Fanatic Studio/Gary Waters/SCIEN
Getty Images/Science Photo Libra

For years, George Loewenstein's exercise routine involved running up a steep hill. As he made it to the top of the peak, all he could think about was the pain. But once he reached the top, it was as if he was struck with amnesia. That pain, he says, "was all forgotten within maybe 10, 20 seconds."

A few days later, George would lace up his sneakers and scale the hill again, and his mind followed the same pattern. George realized that each of his emotional states were little worlds unto themselves — the runner in pain had little understanding of the carefree person going downhill, and vice versa. It occurred to George, who's a psychologist and economist at Carnegie Mellon University, that this gap in perception applies to more than running.

"I realized that when you're not in pain or cold or experiencing a powerful emotion like anger or fear, it's very difficult to imagine yourself in that situation," he says.

This phenomenon can help us understand why we sometimes act in ways that mystify us, whether it's making an impulsive decision when we're hungry or freezing in a moment when we expected to be assertive.

This week on Hidden Brain,we explore how certain situations cause us to become strangers to ourselves. We hear from people who can't reconcile the person they believe themselves to be with their actions while in the grip of an intense feeling. And we look at the deep psychological mystery that occurs during these moments: no matter how many times we discover the strangers living inside us, the next time always catches us by surprise.

Additional resources

"Enduring Pain for Money: Decisions Based on the Perception and Memory of Pain" by Daniel Read and George Loewenstein in the Journal of Behavioral Decision Making

"The Heat of the Moment: The Effect of Sexual Arousal on Sexual Decision Making" by Dan Ariely and George Loewenstein in the Journal of Behavioral Decision Making

"The Effect of Sexual Arousal on Expectations of Sexual Forcefulness" by George Loewenstein, Daniel S. Nagin, Raymond Paternoster in the Journal of Research in Crime and Delinquency

"Hot–Cold Empathy Gaps and Medical Decision Making" by George Loewenstein in Health Psychology

"Real Versus Imagined Gender Harassment" by Julie Woodzicka and Marianne LaFrance in the Journal of Social Issues

Copyright 2020 NPR. To see more, visit https://www.npr.org.

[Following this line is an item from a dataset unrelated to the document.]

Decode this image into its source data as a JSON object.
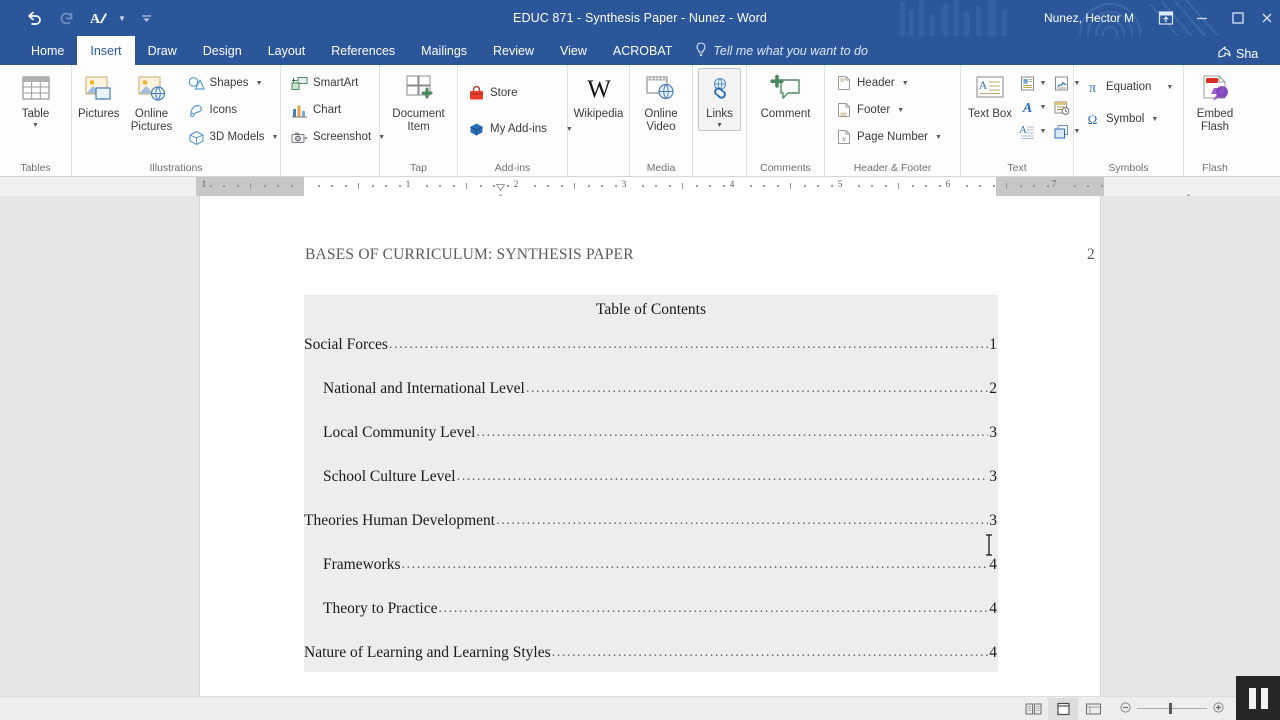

Shankar Vedantam is the host and creator of Hidden Brain. The Hidden Brain podcast receives more than three million downloads per week. The Hidden Brain radio show is distributed by NPR and featured on nearly 400 public radio stations around the United States.
Rhaina Cohen is a producer and editor for NPR's Enterprise Storytelling unit, working across Embedded, Invisibilia, and Rough Translation.
Tara Boyle is the supervising producer of NPR's Hidden Brain. In this role, Boyle oversees the production of both the Hidden Brain radio show and podcast, providing editorial guidance and support to host Shankar Vedantam and the shows' producers. Boyle also coordinates Shankar's Hidden Brain segments on Morning Edition and other NPR shows, and oversees collaborations with partners both internal and external to NPR. Previously, Boyle spent a decade at WAMU, the NPR station in Washington, D.C. She has reported for The Boston Globe, and began her career in public radio at WBUR in Boston.
Jennifer Schmidt is a senior producer for Hidden Brain. She is responsible for crafting the complex stories that are told on the show. She researches, writes, gathers field tape, and develops story structures. Some highlights of her work on Hidden Brain include episodes about the causes of the #MeToo movement, how diversity drives creativity, and the complex psychology of addiction.